*Task requirements*
Every line of the material must be written out again unchanged.

== == ==

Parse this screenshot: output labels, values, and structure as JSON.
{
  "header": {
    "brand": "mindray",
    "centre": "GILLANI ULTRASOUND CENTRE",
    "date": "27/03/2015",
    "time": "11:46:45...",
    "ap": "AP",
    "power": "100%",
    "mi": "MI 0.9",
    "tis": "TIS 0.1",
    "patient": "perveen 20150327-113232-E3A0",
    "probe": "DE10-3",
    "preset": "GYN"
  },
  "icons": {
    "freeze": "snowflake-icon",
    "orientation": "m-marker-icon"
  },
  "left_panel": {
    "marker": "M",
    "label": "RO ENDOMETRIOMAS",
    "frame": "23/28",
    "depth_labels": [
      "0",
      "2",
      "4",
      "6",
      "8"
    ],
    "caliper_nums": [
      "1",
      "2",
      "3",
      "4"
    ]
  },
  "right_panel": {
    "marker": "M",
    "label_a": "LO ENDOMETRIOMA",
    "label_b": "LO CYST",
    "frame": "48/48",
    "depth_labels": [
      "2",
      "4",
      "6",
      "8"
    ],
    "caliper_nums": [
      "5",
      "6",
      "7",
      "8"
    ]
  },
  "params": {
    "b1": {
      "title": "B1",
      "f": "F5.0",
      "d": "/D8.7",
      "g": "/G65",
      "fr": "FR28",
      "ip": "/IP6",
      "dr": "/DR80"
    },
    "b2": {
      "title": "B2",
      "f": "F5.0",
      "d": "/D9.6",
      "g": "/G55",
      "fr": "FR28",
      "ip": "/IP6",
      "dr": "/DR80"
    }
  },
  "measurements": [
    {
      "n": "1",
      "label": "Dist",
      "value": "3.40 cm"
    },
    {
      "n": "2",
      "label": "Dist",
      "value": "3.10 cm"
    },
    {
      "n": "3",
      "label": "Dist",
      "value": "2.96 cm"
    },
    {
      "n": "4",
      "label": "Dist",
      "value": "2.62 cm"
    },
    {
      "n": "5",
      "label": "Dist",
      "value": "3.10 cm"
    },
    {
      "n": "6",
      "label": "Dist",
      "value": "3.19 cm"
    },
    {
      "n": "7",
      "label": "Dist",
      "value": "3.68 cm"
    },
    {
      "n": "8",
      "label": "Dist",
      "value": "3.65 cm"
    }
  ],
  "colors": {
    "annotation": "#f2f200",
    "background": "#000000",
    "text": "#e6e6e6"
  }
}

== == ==

*Exercise solution*
Parse this screenshot: output labels, values, and structure as JSON.
{
  "header": {
    "brand": "mindray",
    "centre": "GILLANI ULTRASOUND CENTRE",
    "date": "27/03/2015",
    "time": "11:46:45...",
    "ap": "AP",
    "power": "100%",
    "mi": "MI 0.9",
    "tis": "TIS 0.1",
    "patient": "perveen 20150327-113232-E3A0",
    "probe": "DE10-3",
    "preset": "GYN"
  },
  "icons": {
    "freeze": "snowflake-icon",
    "orientation": "m-marker-icon"
  },
  "left_panel": {
    "marker": "M",
    "label": "RO ENDOMETRIOMAS",
    "frame": "23/28",
    "depth_labels": [
      "0",
      "2",
      "4",
      "6",
      "8"
    ],
    "caliper_nums": [
      "1",
      "2",
      "3",
      "4"
    ]
  },
  "right_panel": {
    "marker": "M",
    "label_a": "LO ENDOMETRIOMA",
    "label_b": "LO CYST",
    "frame": "48/48",
    "depth_labels": [
      "2",
      "4",
      "6",
      "8"
    ],
    "caliper_nums": [
      "5",
      "6",
      "7",
      "8"
    ]
  },
  "params": {
    "b1": {
      "title": "B1",
      "f": "F5.0",
      "d": "/D8.7",
      "g": "/G65",
      "fr": "FR28",
      "ip": "/IP6",
      "dr": "/DR80"
    },
    "b2": {
      "title": "B2",
      "f": "F5.0",
      "d": "/D9.6",
      "g": "/G55",
      "fr": "FR28",
      "ip": "/IP6",
      "dr": "/DR80"
    }
  },
  "measurements": [
    {
      "n": "1",
      "label": "Dist",
      "value": "3.40 cm"
    },
    {
      "n": "2",
      "label": "Dist",
      "value": "3.10 cm"
    },
    {
      "n": "3",
      "label": "Dist",
      "value": "2.96 cm"
    },
    {
      "n": "4",
      "label": "Dist",
      "value": "2.62 cm"
    },
    {
      "n": "5",
      "label": "Dist",
      "value": "3.10 cm"
    },
    {
      "n": "6",
      "label": "Dist",
      "value": "3.19 cm"
    },
    {
      "n": "7",
      "label": "Dist",
      "value": "3.68 cm"
    },
    {
      "n": "8",
      "label": "Dist",
      "value": "3.65 cm"
    }
  ],
  "colors": {
    "annotation": "#f2f200",
    "background": "#000000",
    "text": "#e6e6e6"
  }
}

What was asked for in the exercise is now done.